Speaking with GQ, Moore recounted what he called "a concluding incident" with regard to the adaptations of his previous comic book work. Moore revealed that he was sent a package ahead of the TV show's debut that included a letter from Lindelof but also "a powder blue barbecue apron with a hydrogen symbol on the front" (referencing Doctor Manhattan). According to the scribe, the letter began, "Dear Mr. Moore, I am one of the bastards currently destroying Watchmen," something he said "wasn't the best opener."
Moore adds, "It went on through a lot of, what seemed to me to be, neurotic rambling. 'Can you at least tell us how to pronounce 'Ozymandias'?' I got back with a very abrupt and probably hostile reply telling him that I'd thought that Warner Brothers were aware that they, nor any of their employees, shouldn't contact me again for any reason. I explained that I had disowned the work in question, and partly that was because the film industry and the comics industry seemed to have created things that had nothing to do with my work, but which would be associated with it in the public mind. I said, 'Look, this is embarrassing to me. I don't want anything to do with you or your show. Please don't bother me again.'"
The writer went on to respond as well to when he learned that Watchmen had been given a host of Primetime Emmy awards (the series won four including Outstanding Limited Series and Outstanding Lead Actress in a Limited Series or Movie for Regina King).
"When I saw the television industry awards that the Watchmen television show had apparently won, I thought, 'Oh, god, perhaps a large part of the public, this is what they think Watchmen was?' They think that it was a dark, gritty, dystopian superhero franchise that was something to do with white supremacism," more added. "Did they not understand Watchmen? Watchmen was nearly 40 years ago and was relatively simple in comparison with a lot of my later work. What are the chances that they broadly understood anything since? This tends to make me feel less than fond of those works. They mean a bit less in my heart."

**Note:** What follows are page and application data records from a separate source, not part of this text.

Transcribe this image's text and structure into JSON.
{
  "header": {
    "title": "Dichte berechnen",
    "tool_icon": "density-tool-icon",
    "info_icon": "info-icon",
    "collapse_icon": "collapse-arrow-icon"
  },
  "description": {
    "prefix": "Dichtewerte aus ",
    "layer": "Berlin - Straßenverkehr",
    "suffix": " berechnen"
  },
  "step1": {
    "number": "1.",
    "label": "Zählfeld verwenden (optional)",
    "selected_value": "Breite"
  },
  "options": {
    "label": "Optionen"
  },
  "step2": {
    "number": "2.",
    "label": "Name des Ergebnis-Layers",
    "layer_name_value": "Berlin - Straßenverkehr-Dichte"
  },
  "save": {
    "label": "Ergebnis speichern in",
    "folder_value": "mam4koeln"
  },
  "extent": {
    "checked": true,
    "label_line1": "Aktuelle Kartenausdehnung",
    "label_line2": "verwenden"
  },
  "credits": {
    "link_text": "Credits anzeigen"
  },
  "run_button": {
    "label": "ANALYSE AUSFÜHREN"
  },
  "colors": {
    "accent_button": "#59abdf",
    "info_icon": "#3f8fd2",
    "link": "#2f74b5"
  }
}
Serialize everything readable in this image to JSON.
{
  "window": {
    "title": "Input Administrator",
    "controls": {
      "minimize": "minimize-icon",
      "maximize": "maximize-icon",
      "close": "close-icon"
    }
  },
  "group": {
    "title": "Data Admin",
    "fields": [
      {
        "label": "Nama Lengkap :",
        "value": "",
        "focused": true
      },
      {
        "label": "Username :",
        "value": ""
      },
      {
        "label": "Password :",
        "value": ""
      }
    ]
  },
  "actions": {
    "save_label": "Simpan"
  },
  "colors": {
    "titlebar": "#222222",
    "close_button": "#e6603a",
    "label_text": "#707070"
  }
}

Moore previously announced his retirement form writing in the comics medium, making the final volume of his creator-owned series The League of Extraordinary Gentleman his last published comic work. To bring it all full circle, and make his words feel even more resonate, 20th Century Studios reportedly plan to reboot the property as a feature film yet again.2comments